2/23/2014 4:00 P.M. ET
Without Headley, Black to experiment at third
By Corey Brock / MLB.com
PEORIA, Ariz. -- With Chase Headley sidelined for at least two weeks with a strained right calf, the Padres have decided who will play third base in the interim.
San Diego manager Bud Black said four players in big league camp -- Alexi Amarista, Ryan Jackson, Alberto Gonzalez and Minor Leaguer Jace Peterson -- could see playing time at third base when Cactus League play begins Thursday.
"We'll mix and match over at third," Black said. "It's good for those guys. It will be great for those guys to get exposed to third base. They'll get some [at-bats], some playing time.
"We know what Chase can do. Here in the short term, it will be good to get those guys exposed. They are up for it."
Headley injured his calf Saturday during an infield rundown drill. He was on crutches as a precaution to keep some of the weight off his calf. He said Sunday morning that the calf was sore. He was scheduled to have an MRI exam Monday.
"It's going to be beyond two weeks," Black said.
Of the available players, Gonzalez has played the most at third base (81 games, 48 starts) over his Major League career. Amarista has played 10 big league games at the position, and Jackson, who is considered an above-average defender at shortstop, played three games at third base in 2013 for the Cardinals. Peterson is a shortstop by trade as well.
Headley's injury painfully familiar to Street
PEORIA, Ariz. -- Closer Huston Street was not happy to hear that teammate Chase Headley sustained a right calf strain on Saturday.
Street knows as well as anyone exactly how tricky that injury can be.
Street missed five weeks during the 2012 season with a left calf strain that he sustained while he ran from the mound to first base to cover a ground ball to the right side.
Then, a year ago, Street experienced the same type of injury to the same calf, although his recovery that time was a much quicker two weeks.
"It's a factor of severity. It's inside your body, so you can't see it; you're going completely off of feel," Street said. "Last year was totally precautionary. It was in the middle of the season and I tweaked it; I could still jog on it, and it healed pretty quickly.
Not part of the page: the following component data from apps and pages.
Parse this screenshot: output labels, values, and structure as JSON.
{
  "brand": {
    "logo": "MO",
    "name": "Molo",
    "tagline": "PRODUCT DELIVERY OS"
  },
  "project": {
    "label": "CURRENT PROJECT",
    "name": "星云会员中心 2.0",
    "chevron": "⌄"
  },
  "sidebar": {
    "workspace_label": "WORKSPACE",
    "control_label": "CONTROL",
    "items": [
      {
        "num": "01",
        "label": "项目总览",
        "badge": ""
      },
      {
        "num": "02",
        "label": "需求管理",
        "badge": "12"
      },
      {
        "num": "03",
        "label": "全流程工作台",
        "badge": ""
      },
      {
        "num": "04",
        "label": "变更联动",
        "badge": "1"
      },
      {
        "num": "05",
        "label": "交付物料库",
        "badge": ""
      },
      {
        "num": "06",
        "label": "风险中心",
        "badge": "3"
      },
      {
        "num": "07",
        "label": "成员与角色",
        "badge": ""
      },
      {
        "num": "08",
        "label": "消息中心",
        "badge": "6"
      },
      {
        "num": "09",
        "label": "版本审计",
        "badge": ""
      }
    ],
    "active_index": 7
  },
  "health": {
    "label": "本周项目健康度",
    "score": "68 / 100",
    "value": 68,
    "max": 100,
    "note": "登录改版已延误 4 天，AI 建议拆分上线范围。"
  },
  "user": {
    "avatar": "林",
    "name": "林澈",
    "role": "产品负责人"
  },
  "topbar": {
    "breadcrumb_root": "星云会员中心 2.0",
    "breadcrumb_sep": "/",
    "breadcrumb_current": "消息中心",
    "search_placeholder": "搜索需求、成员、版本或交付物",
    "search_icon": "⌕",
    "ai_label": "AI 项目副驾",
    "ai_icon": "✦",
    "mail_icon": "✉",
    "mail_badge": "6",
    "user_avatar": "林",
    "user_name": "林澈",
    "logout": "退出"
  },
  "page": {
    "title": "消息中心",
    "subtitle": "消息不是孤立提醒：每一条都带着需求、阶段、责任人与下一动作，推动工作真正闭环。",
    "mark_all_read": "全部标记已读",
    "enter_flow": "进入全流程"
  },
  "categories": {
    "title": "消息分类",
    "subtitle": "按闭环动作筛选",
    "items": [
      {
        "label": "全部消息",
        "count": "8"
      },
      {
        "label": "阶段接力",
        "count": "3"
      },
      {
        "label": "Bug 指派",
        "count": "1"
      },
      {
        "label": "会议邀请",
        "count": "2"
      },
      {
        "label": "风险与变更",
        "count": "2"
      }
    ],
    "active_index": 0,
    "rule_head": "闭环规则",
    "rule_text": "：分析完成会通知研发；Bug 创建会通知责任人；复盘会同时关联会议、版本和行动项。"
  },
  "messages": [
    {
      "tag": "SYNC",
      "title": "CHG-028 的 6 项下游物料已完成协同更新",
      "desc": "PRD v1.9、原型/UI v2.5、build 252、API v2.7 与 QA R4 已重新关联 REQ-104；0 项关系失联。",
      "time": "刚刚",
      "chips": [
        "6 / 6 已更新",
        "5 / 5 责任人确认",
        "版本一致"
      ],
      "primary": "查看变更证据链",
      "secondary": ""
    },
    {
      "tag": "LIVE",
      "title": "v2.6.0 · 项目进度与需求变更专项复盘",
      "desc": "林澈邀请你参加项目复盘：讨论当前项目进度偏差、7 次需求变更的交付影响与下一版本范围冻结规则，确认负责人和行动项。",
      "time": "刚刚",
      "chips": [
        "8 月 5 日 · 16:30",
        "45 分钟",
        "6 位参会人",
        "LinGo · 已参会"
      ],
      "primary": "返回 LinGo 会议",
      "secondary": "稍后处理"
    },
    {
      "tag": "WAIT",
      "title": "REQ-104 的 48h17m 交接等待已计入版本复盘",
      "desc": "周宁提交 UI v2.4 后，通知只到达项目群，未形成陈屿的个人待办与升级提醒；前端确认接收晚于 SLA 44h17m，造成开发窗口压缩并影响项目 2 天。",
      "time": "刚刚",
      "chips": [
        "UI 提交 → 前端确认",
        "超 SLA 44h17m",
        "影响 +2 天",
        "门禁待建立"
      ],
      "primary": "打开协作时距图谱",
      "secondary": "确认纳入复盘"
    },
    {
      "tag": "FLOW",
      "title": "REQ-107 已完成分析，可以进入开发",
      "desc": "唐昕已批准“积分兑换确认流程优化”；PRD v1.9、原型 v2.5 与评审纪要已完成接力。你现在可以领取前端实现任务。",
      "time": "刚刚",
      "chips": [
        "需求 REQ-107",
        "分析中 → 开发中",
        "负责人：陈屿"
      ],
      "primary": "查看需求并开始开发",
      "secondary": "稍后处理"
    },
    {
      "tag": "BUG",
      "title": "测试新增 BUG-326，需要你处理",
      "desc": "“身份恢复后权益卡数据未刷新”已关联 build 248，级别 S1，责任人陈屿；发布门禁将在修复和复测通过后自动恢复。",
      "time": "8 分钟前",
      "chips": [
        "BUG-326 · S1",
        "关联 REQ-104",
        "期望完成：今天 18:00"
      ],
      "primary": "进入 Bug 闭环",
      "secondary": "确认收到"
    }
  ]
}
"But in 2012 when I did it, I could hardly walk the next day. I could put zero pressure on it. Again, it's all about the severity of the strain."
Headley's injury, on initial review, does not sound too serious. He acknowledged he was sore Sunday, using crutches as a precaution, though he could put weight on the calf. He was set to have an MRI exam on Monday.
Either way, Street had some advice for Headley.
"I would tell when it feels 100 percent, still wait a week," Street said. "The good news is it's so early in spring. He'll have time, but the calf will take a while."
Amarista poised for another year in utility role
PEORIA, Ariz. -- With a glut of outfielders in camp, and the Padres likely to carry five on the 25-man roster, there will be little need for Alexi Amarista to appear in the outfield as he did in 2013.
But he will most likely be seen just about everywhere else.
San Diego manager Bud Black said recently that the plan was again for the Padres to use Amarista, 24, in a super-utility role, where he will bounce around the diamond.
"Alexi's game, for me, is his versatility," Black said. "You look at all the components of his game, he's capable at second, capable at short, capable at third, capable of all three outfield spots," Black added. "He's a very dependable player on defense. On offense, he's done some things to win some games for us. He can move around the diamond, he doesn't scare off, he plays with energy. He's a good all-around player."
Last season, Amarista appeared in 23 games at second base, nine at third base, 13 at shortstop and 95 in the outfield -- mostly because of injuries to outfielders Cameron Maybin and Carlos Quentin.
Amarista was acquired early in 2012 from the Angels, where manager Mike Scioscia gave his former pitching coach, Black, some high praise for Amarista.
"When I talked to Mike, when we made that trade, he said, 'Pepe, this guy is a great fit for the National League.'"